Second, Dr. Helms suggested that because 67% of the respondents in the JAQ [Job Analysis Questionnaire]survey were white, the questions may have been skewed toward their job knowledge, as “most of the literature on firefighters show that the different [racial and gender] groups perform the job differently.”

So, according to the expert Dr. Helms, there really are “diverse” ways to fight fires, with women and blacks having their own distinctive fire-fighting ways. Who knew? What? You think I’m being hyperbolic? Read on.

Relying on information she had read in newspaper accounts of the situation in New Haven, she stated that the difference in performance may have been due to differences in opportunities for training and “informal mentoring” available to minorities. As general concerns, Dr. Helms mentioned that test takers may score lower if they are expected not to perform well, or if tests focus on “traditional ways of doing the job and the test-taker, in fact, uses innovative approaches.”

Well, of course Dr. Helms’s concerns are “general,” since she had not examined the tests at issue, and the only thing she knew about “the situation in New Haven” was what “she had read in newspaper accounts.” Some expert. Still, she returns here to the suggestion (since she has not seen the tests and has no data it can only be a suggestion) that the failing test takers failed because they reject “traditional ways of doing the job” and instead rely on more “innovative approaches” than the tradition-bound fuddy-duddies who did well on the tests.

Finally, one question I would like to ask Dr. Helms: since she “mentioned that test takers may score lower if they are expected not to perform well,” and since she obviously did not expect them to perform well, testifying, as we saw above, that blacks don’t do well on tests, that “[w]e know for a fact that regardless of what kind of written test we give in this country that we can just about predict how many people will pass who are members of underrepresented groups,” does she accept any personal responsibility, or responsibility for her profession, for these low scores?

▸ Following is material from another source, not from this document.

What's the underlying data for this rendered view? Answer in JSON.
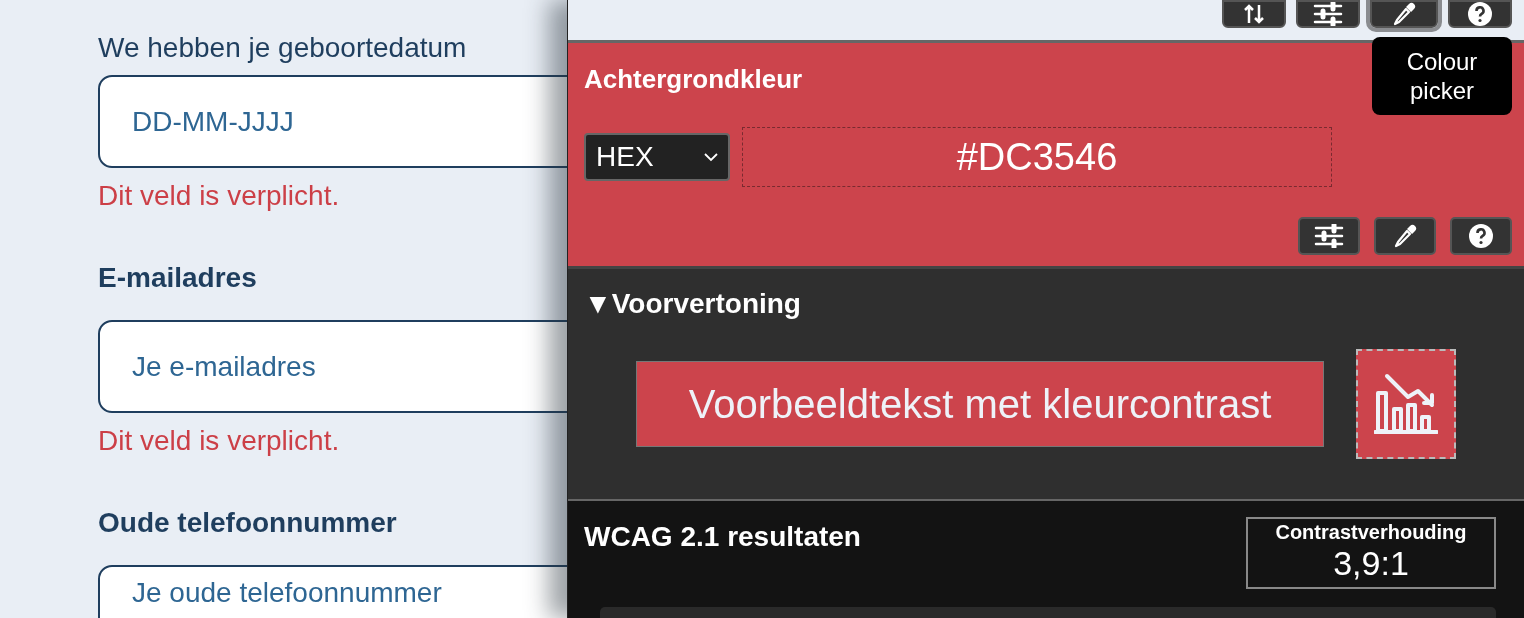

Say What? (1)

  1. Mike Bertolone April 19, 2009 at 6:32 pm | | Reply

    Here is the remedy to this nonsense:

    Have minority command officers design the test and if minority candidates still fail, whose fault is it now??

Say What?